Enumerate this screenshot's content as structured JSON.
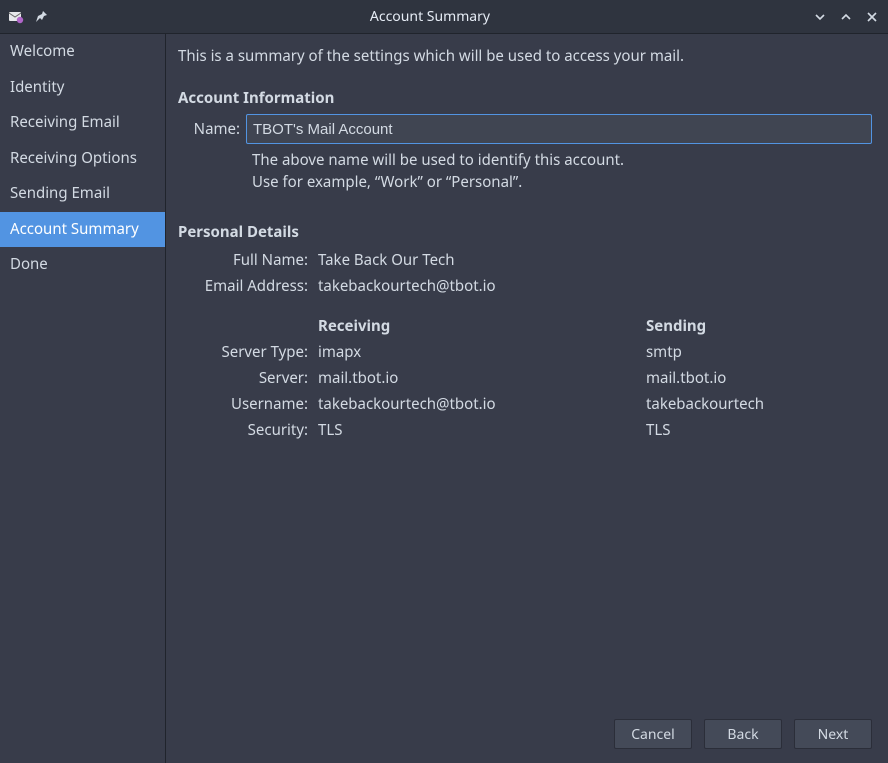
{
  "titlebar": {
    "title": "Account Summary"
  },
  "sidebar": {
    "items": [
      {
        "label": "Welcome"
      },
      {
        "label": "Identity"
      },
      {
        "label": "Receiving Email"
      },
      {
        "label": "Receiving Options"
      },
      {
        "label": "Sending Email"
      },
      {
        "label": "Account Summary"
      },
      {
        "label": "Done"
      }
    ],
    "selected_index": 5
  },
  "content": {
    "summary_text": "This is a summary of the settings which will be used to access your mail.",
    "account_info": {
      "section_title": "Account Information",
      "name_label": "Name:",
      "name_value": "TBOT's Mail Account",
      "help1": "The above name will be used to identify this account.",
      "help2": "Use for example, “Work” or “Personal”."
    },
    "personal": {
      "section_title": "Personal Details",
      "full_name_label": "Full Name:",
      "full_name_value": "Take Back Our Tech",
      "email_label": "Email Address:",
      "email_value": "takebackourtech@tbot.io"
    },
    "server": {
      "receiving_header": "Receiving",
      "sending_header": "Sending",
      "rows": [
        {
          "label": "Server Type:",
          "recv": "imapx",
          "send": "smtp"
        },
        {
          "label": "Server:",
          "recv": "mail.tbot.io",
          "send": "mail.tbot.io"
        },
        {
          "label": "Username:",
          "recv": "takebackourtech@tbot.io",
          "send": "takebackourtech"
        },
        {
          "label": "Security:",
          "recv": "TLS",
          "send": "TLS"
        }
      ]
    }
  },
  "buttons": {
    "cancel": "Cancel",
    "back": "Back",
    "next": "Next"
  }
}
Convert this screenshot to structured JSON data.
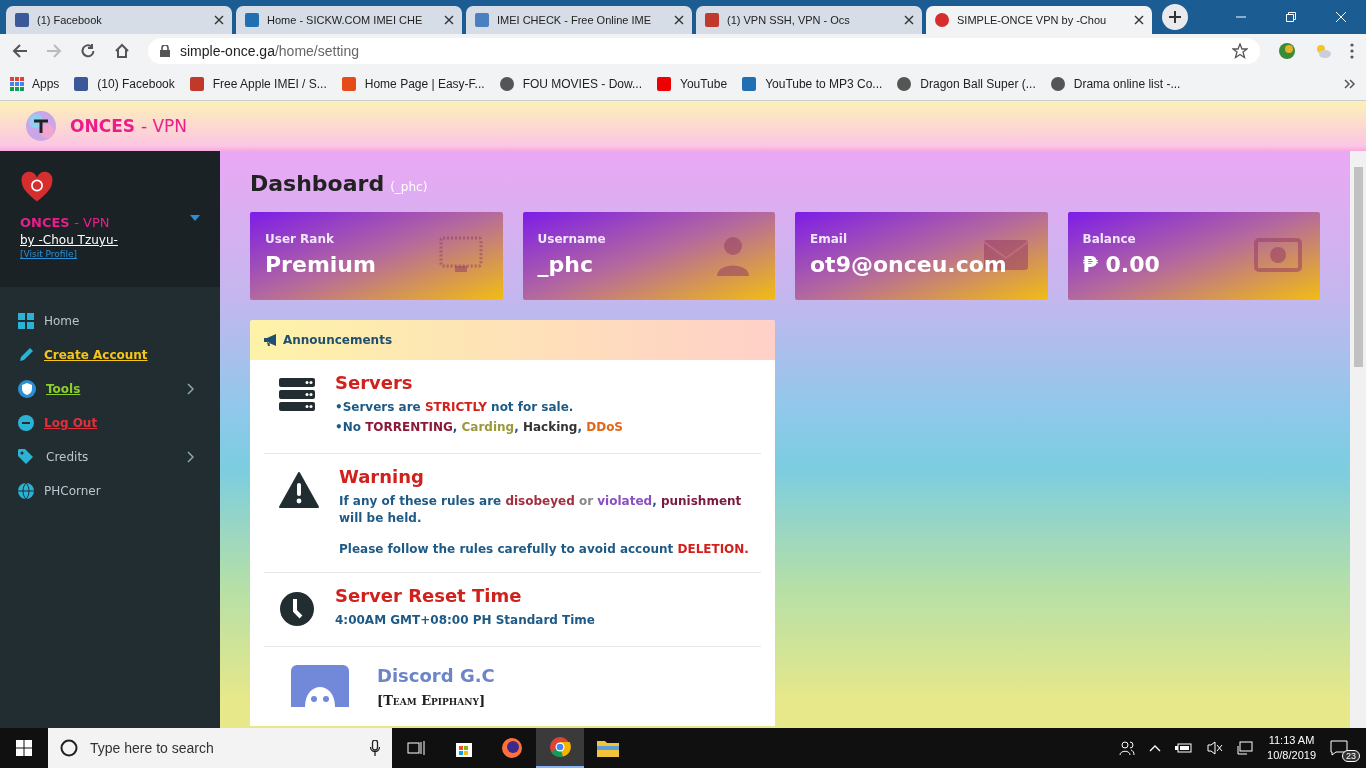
{
  "browser": {
    "tabs": [
      {
        "title": "(1) Facebook",
        "selected": false
      },
      {
        "title": "Home - SICKW.COM IMEI CHE",
        "selected": false
      },
      {
        "title": "IMEI CHECK - Free Online IME",
        "selected": false
      },
      {
        "title": "(1) VPN SSH, VPN - Ocs",
        "selected": false
      },
      {
        "title": "SIMPLE-ONCE VPN by -Chou",
        "selected": true
      }
    ],
    "address": {
      "host": "simple-once.ga",
      "path": "/home/setting"
    },
    "bookmarks": [
      "Apps",
      "(10) Facebook",
      "Free Apple IMEI / S...",
      "Home Page | Easy-F...",
      "FOU MOVIES - Dow...",
      "YouTube",
      "YouTube to MP3 Co...",
      "Dragon Ball Super (...",
      "Drama online list -..."
    ]
  },
  "header": {
    "brand": "ONCES",
    "suffix": "- VPN"
  },
  "sidebar": {
    "profile": {
      "brand": "ONCES",
      "suffix": "- VPN",
      "author": "by -Chou Tzuyu-",
      "link": "[Visit Profile]"
    },
    "items": [
      {
        "label": "Home",
        "kind": "plain",
        "expandable": false
      },
      {
        "label": "Create Account",
        "kind": "link",
        "color": "#f5c518",
        "expandable": false
      },
      {
        "label": "Tools",
        "kind": "link",
        "color": "#8bd12a",
        "expandable": true
      },
      {
        "label": "Log Out",
        "kind": "link",
        "color": "#e0303a",
        "expandable": false
      },
      {
        "label": "Credits",
        "kind": "plain",
        "expandable": true
      },
      {
        "label": "PHCorner",
        "kind": "plain",
        "expandable": false
      }
    ]
  },
  "dashboard": {
    "title": "Dashboard",
    "subtitle": "(_phc)",
    "stats": [
      {
        "label": "User Rank",
        "value": "Premium"
      },
      {
        "label": "Username",
        "value": "_phc"
      },
      {
        "label": "Email",
        "value": "ot9@onceu.com"
      },
      {
        "label": "Balance",
        "value": "₱ 0.00"
      }
    ],
    "announcements": {
      "title": "Announcements",
      "sections": [
        {
          "kind": "servers",
          "heading": "Servers",
          "paragraphs": [
            [
              {
                "text": "•Servers are ",
                "color": "#1f5a86"
              },
              {
                "text": "STRICTLY",
                "color": "#d0211c"
              },
              {
                "text": " not for sale.",
                "color": "#1f5a86"
              }
            ],
            [
              {
                "text": "•No ",
                "color": "#1f5a86"
              },
              {
                "text": "TORRENTING",
                "color": "#8b1a3a"
              },
              {
                "text": ", ",
                "color": "#1f5a86"
              },
              {
                "text": "Carding",
                "color": "#9a9a3a"
              },
              {
                "text": ", ",
                "color": "#1f5a86"
              },
              {
                "text": "Hacking",
                "color": "#333333"
              },
              {
                "text": ", ",
                "color": "#1f5a86"
              },
              {
                "text": "DDoS",
                "color": "#e0661a"
              }
            ]
          ]
        },
        {
          "kind": "warning",
          "heading": "Warning",
          "paragraphs": [
            [
              {
                "text": "If any of these rules are ",
                "color": "#1f5a86"
              },
              {
                "text": "disobeyed",
                "color": "#a03040"
              },
              {
                "text": " or ",
                "color": "#888888"
              },
              {
                "text": "violated",
                "color": "#8a4fc0"
              },
              {
                "text": ", ",
                "color": "#1f5a86"
              },
              {
                "text": "punishment",
                "color": "#7a1a40"
              },
              {
                "text": " will be held.",
                "color": "#1f5a86"
              }
            ],
            [
              {
                "text": "Please follow the rules carefully to avoid account ",
                "color": "#1f5a86"
              },
              {
                "text": "DELETION.",
                "color": "#d0211c"
              }
            ]
          ]
        },
        {
          "kind": "clock",
          "heading": "Server Reset Time",
          "paragraphs": [
            [
              {
                "text": "4:00AM GMT+08:00 PH Standard Time",
                "color": "#1f5a86"
              }
            ]
          ]
        },
        {
          "kind": "discord",
          "heading": "Discord G.C",
          "paragraphs": [
            [
              {
                "text": "[Team Epiphany]",
                "color": "#222222"
              }
            ]
          ]
        }
      ]
    }
  },
  "taskbar": {
    "search": {
      "placeholder": "Type here to search"
    },
    "time": "11:13 AM",
    "date": "10/8/2019",
    "notifications": "23"
  }
}
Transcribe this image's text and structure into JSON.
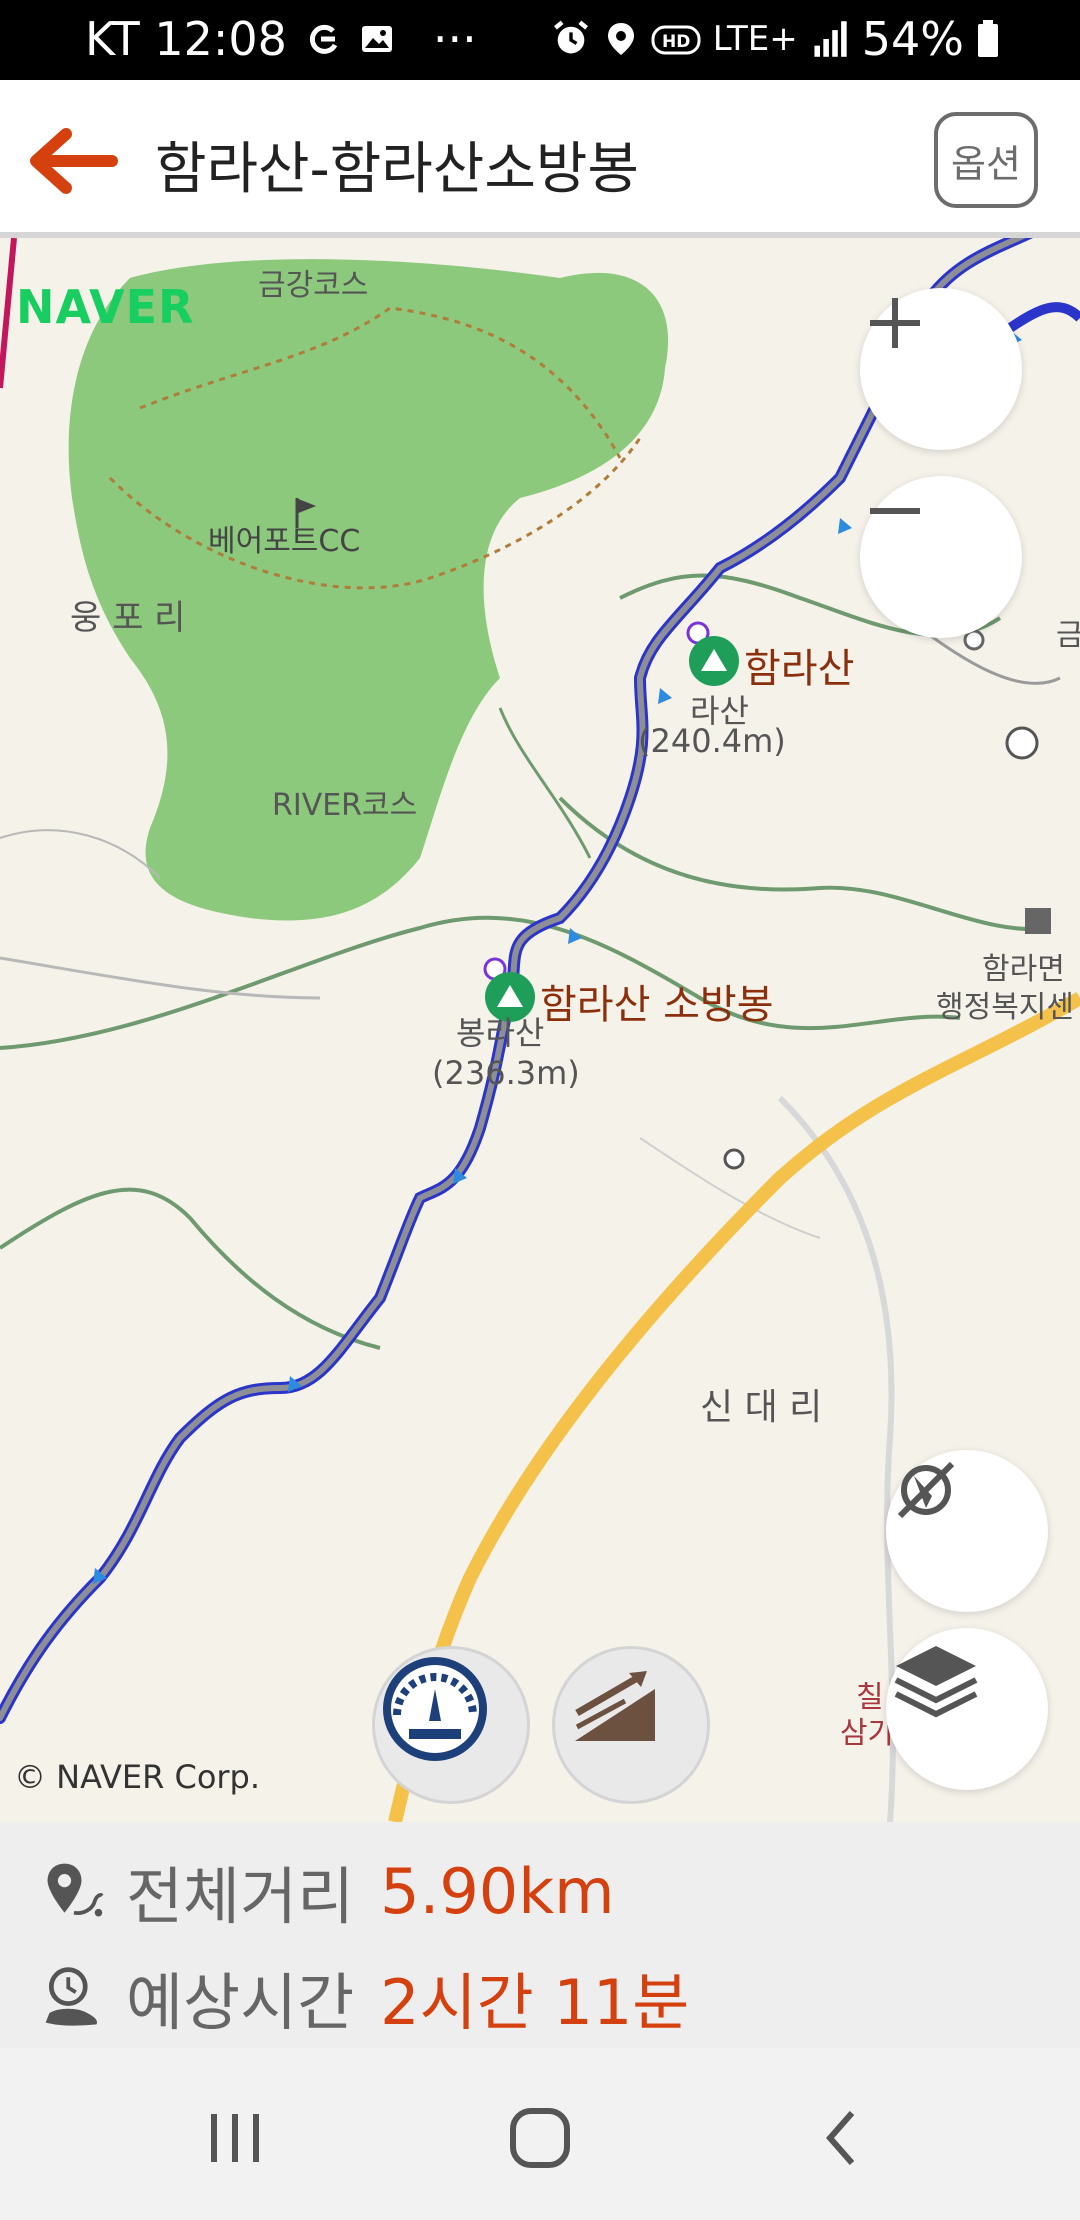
{
  "status_bar": {
    "carrier_time": "KT 12:08",
    "dots": "···",
    "network": "LTE+",
    "battery": "54%"
  },
  "app_bar": {
    "title": "함라산-함라산소방봉",
    "options_label": "옵션"
  },
  "map": {
    "provider_logo": "NAVER",
    "labels": {
      "course_top": "금강코스",
      "golf_club": "베어포트CC",
      "village_left": "웅 포 리",
      "course_river": "RIVER코스",
      "peak1_name_partial": "라산",
      "peak1_height": "(240.4m)",
      "peak2_name_partial": "봉라산",
      "peak2_height": "(236.3m)",
      "village_center": "신 대 리",
      "office_line1": "함라면",
      "office_line2": "행정복지센",
      "edge_right_top": "금",
      "edge_right_bottom1": "칠",
      "edge_right_bottom2": "삼가"
    },
    "peaks": [
      {
        "name": "함라산"
      },
      {
        "name": "함라산 소방봉"
      }
    ],
    "copyright": "© NAVER Corp.",
    "route_color": "#2b35c9",
    "controls": {
      "zoom_in_icon": "plus-icon",
      "zoom_out_icon": "minus-icon",
      "compass_icon": "compass-off-icon",
      "layers_icon": "layers-icon",
      "speedometer_icon": "speedometer-icon",
      "elevation_icon": "elevation-profile-icon"
    }
  },
  "route_info": {
    "distance_label": "전체거리",
    "distance_value": "5.90km",
    "time_label": "예상시간",
    "time_value": "2시간 11분",
    "value_color": "#d5400f"
  },
  "nav_bar": {
    "recent_icon": "recent-apps-icon",
    "home_icon": "home-icon",
    "back_icon": "back-icon"
  }
}
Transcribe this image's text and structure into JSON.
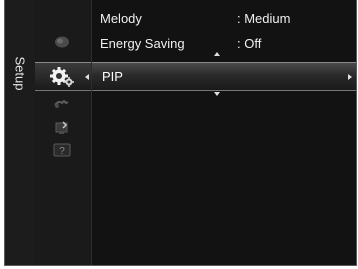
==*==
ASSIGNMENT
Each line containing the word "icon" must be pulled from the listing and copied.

ANSWER
      "zoom_in_icon": "plus-icon",
      "zoom_out_icon": "minus-icon",
      "compass_icon": "compass-off-icon",
      "layers_icon": "layers-icon",
      "speedometer_icon": "speedometer-icon",
      "elevation_icon": "elevation-profile-icon"
    "recent_icon": "recent-apps-icon",
    "home_icon": "home-icon",
    "back_icon": "back-icon"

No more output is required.